I attempted to get an NIH grant to study kratom specifically. When I went to the see this page National Institute on Substance Abuse, they stated they 'd never ever heard of that drug. When I went to the National Center for Alternative and complementary Medicine, they said this is a drug of abuse, and we do not money drug of abuse research study. They want drugs that are utilized therapeutically. [A group led by McCurdy, who validates that it is difficult to get funding to study kratom, did handle to protect a three-year grant from the NIH Centers of Biomedical Research study Quality to investigate the herb's opioid-like effects.]
The research study of this type of substance falls to academics or pharma companies. Drug companies are the ones who can separate a specific substance, do chemistry on it, study and modify the structure, figure out its activity relationships, and after that produce modified molecules for testing. Then you have ultimately apply for a brand-new drug application with the FDA in order to carry out medical trials. Based upon my experiences, the possibility of that occurring is fairly little.

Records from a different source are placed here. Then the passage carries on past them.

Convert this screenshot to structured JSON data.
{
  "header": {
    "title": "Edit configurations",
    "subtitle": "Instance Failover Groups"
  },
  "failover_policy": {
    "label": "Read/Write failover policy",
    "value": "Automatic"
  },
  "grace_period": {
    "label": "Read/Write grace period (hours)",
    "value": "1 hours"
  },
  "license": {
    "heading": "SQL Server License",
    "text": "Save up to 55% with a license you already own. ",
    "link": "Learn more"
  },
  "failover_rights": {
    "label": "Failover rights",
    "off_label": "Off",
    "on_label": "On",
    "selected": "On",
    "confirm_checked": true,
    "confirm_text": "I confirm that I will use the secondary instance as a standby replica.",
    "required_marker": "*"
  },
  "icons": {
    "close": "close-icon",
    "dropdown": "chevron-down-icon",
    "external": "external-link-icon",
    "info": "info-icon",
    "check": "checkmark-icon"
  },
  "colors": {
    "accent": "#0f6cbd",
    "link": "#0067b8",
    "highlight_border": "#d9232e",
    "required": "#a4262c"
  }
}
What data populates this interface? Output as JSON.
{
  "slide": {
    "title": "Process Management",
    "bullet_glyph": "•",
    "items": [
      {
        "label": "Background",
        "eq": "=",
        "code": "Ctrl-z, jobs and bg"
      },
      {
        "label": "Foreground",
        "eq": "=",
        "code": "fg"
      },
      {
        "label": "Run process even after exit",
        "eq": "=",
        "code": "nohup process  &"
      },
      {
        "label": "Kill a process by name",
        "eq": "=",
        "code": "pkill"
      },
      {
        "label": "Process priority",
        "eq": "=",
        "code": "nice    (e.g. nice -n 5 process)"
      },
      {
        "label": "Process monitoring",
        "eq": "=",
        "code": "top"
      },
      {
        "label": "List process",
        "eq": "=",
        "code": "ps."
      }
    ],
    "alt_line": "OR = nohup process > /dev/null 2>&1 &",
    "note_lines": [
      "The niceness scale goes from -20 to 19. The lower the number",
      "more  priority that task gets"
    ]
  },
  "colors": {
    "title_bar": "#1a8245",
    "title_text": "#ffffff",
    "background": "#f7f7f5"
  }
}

Why would not large pharmaceutical business try to make a hit drug from kratom?
Either it wasn't a strong adequate analgesic or the solubility was bad or they didn't have a drug delivery system for it. Of course, now that we have a country with numerous addicted individuals dying of respiratory anxiety, having a drug that can efficiently treat your discomfort with no respiratory depression, I believe that's quite cool. It may be worth a 2nd appearance for pharma companies.
There are reports that Thailand might legalize kratom to help that country control its meth problem. Could that work?
They can decriminalize kratom until they're blue in the face however the truth is that kratom is indigenous to Thailand-- it's easily available and always has been. Drug users are still choosing for methamphetamines, which are stronger than kratom, not to mention dirt commonly available and low-cost . I think that Thailand is simply attempting to say that they're doing something about their meth problem, however that it might not be that effective.
Is kratom addictive?
I visit homepage do not know that there are research studies showing animals will compulsively administer kratom, however I understand that tolerance develops in animal designs. That kind of sounds addicting to me. My gut is that, yeah, individuals can be addicted to it.
What are the risks positioned by kratom usage or abuse?
It's simply like any other opioid that has abuse liability. You put the correct safeguards in place and hope that people won't abuse a substance. Speaking as a researcher, a doctor and a practicing clinician, I believe the worries of negative occasions don't suggest you stop the clinical discovery process totally.